Trump proposed a massive $9.5 trillion tax cut while promising to increase military spending, invest in infrastructure, deport 11 million people, and protect Social Security and Medicare from cuts. When pressed how he’d pay for all of it, he falls back to the same “waste, fraud and abuse” platitudes that Ryan had rebelled against in 2010. It was enough to make a calculator cry.
In recent weeks, Trump hasn’t even been consistent on whether a balanced budget is desirable, let alone achievable. Last month, he said he would somehow eliminate the entire national debt in eight years – Ryan’s 2010 plan didn’t even eliminate the deficit until 2063 – but a few days later he backed off and suggested it was a good time to borrow. This month he said deficits were not a concern because the U.S. could print more money or even force creditors to accept less than they were owed on treasury bonds, an idea experts across the spectrum warned could destroy the economy.
At the same time, the concessions to reality that Ryan made once in power to keep the government running while Democrats controlled the White House have antagonized conservatives, who increasingly view any deal with Democrats as a betrayal.

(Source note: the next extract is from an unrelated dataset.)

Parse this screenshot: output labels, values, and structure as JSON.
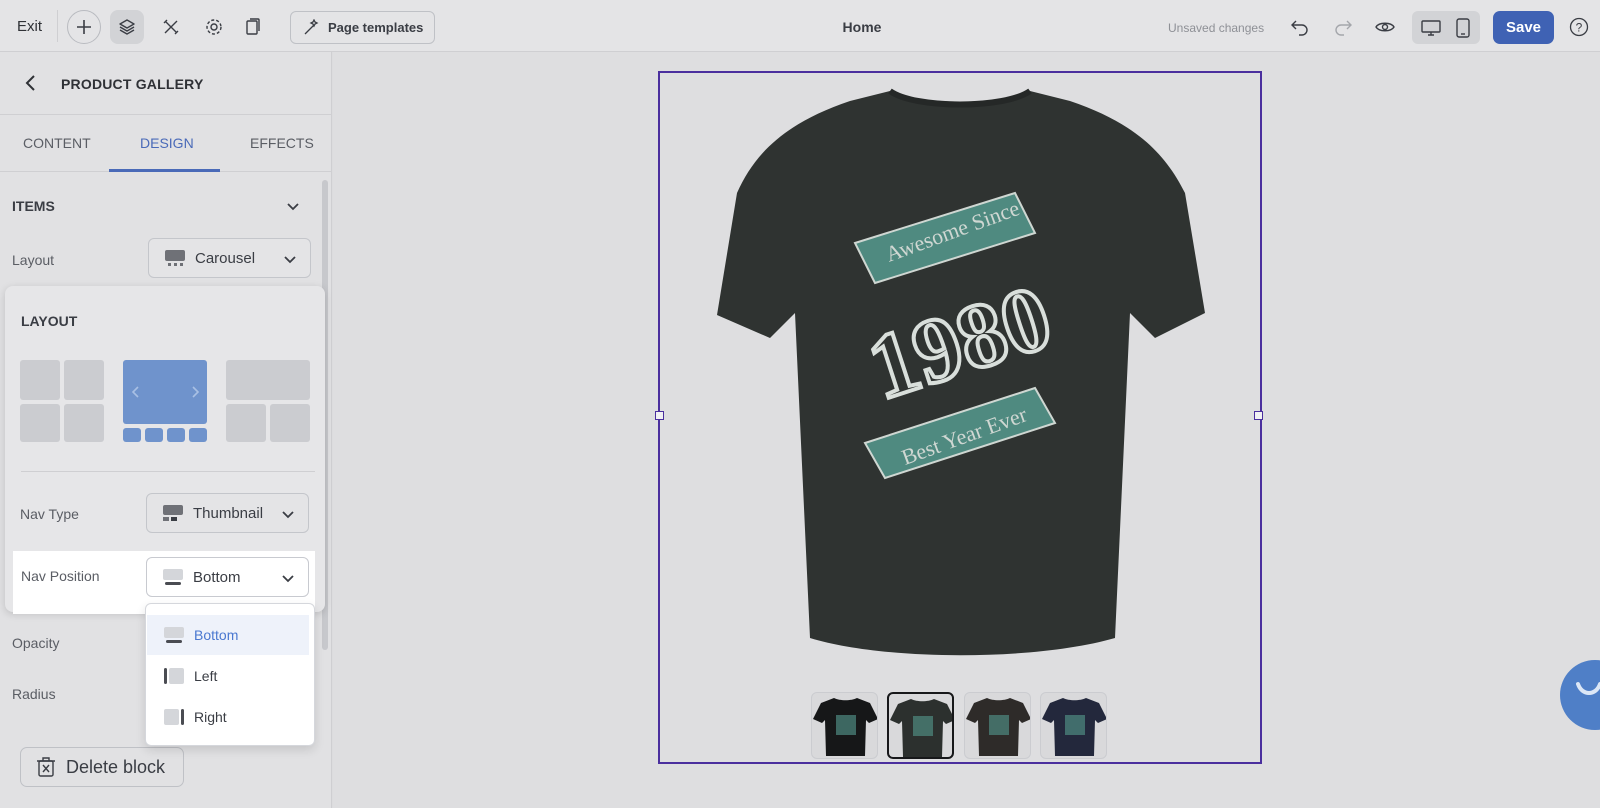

Trump, happy to follow their anger, dumped on every Ryan-endorsed spending deal as a stab in the back. If only he had been in charge of negotiating, he would have gotten conservatives what they wanted, whatever that was.
Based on his performance in the primaries, Trump read the Republican base correctly. He’s the presumptive nominee and the many Republicans who ran on Ryanism in some form or another are gone. Palin, who follows the base’s id, no longer is talking up a Ryan presidential run – instead she’s talking up a primary challenge to his House seat.
Ryan suggested on Thursday that the two might find “common ground” on policy.
Where that common ground is, though, is hard to see beyond a general opposition to Hillary Clinton and Ryan didn’t offer much on this front. He name checked the Supreme Court and vague ideas like that “the Constitution, the separation of powers, the fact that we have an executive that has gone way beyond the boundaries of the Constitution,” none of which Trump, who once said he would force military officials to commit war crimes before backing down, has shown any particular interest in. For Trump and Ryan, there can be no compromise when their core political identities are oil and water.